On Tuesday, the Bank of England said it would purchase up to £5 billion of index-linked debt daily. It started on Tuesday and continued until the week’s end, citing a “material risk” to financial stability.
After the BoE’s statement, U.S. Treasury rates fell in line with their U.K. counterparts. However, U.S. 10-year yields remained by around seven basis points at roughly 3.95 percent.
The rising interest rate environment is a significant factor in the bond market selloff. The publication of U.S. inflation statistics on Thursday has investors on edge. It might pave the way for the Federal Reserve to increase interest rates significantly in November.
According to J.P. Morgan Asset Management’s chief Asia-Pacific market analyst Tai Hui. “inflation is obstinate, and the Fed has to go above and beyond what the market is anticipating.”
Based on current futures prices, market participants expect the Fed funds rate will reach 4.5% by February. It remains at that level for the majority of 2023.
As a result of this optimism, the dollar is making another run at its record highs from last month.
The Australian dollar dropped to around $0.6548. At the same time, the New Zealand dollar touched a 2-and-a-half-year low of about $0.5636.
Euro prices rose by 0.13% to $0.9518. While GBP prices fell by the same amount, closing the day at $1.1046.
When the yen was trading at 145.51 per dollar, it was nearing the level that necessitated government support two weeks earlier.
Japan’s first public sign of U.S. support for the action came last month. Finance Minister Shunichi Suzuki stated the United States showed understanding to “a certain degree” of Tokyo’s currency market involvement.

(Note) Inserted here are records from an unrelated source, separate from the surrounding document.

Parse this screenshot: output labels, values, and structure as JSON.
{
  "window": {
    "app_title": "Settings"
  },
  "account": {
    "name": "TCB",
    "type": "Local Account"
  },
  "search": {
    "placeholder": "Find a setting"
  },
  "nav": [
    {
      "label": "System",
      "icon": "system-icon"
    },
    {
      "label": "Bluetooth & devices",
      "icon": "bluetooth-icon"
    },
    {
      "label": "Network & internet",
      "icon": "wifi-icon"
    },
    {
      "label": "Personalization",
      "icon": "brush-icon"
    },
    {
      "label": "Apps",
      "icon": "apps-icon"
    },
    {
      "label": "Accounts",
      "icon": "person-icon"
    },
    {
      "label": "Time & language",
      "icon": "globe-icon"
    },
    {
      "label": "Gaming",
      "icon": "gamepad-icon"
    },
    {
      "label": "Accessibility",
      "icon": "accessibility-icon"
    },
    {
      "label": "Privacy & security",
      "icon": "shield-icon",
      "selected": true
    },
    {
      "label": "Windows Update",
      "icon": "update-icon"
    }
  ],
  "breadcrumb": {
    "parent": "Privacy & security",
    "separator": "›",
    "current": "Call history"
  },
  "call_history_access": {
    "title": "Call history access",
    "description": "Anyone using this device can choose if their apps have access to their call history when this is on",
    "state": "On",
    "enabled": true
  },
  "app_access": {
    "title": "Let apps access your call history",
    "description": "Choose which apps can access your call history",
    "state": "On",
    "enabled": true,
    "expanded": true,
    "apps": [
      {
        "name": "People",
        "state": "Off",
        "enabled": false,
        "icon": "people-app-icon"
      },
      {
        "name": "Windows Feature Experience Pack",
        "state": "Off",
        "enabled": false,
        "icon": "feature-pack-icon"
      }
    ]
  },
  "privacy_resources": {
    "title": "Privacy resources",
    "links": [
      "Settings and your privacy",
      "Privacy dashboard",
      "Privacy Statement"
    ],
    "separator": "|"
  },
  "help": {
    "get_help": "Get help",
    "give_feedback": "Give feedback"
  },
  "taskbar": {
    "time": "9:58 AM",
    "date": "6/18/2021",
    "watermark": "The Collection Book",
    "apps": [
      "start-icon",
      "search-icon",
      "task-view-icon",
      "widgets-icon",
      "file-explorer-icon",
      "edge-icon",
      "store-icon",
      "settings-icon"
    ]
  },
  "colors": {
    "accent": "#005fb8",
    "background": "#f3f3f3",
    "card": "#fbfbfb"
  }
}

Prices for a barrel of Brent crude oil dropped $1.51 to $94.51. There wasn’t much of a shift in the spot price of gold, which remained at $1,658 per ounce. The current exchange rate for the dollar is around $0.9059 per pound.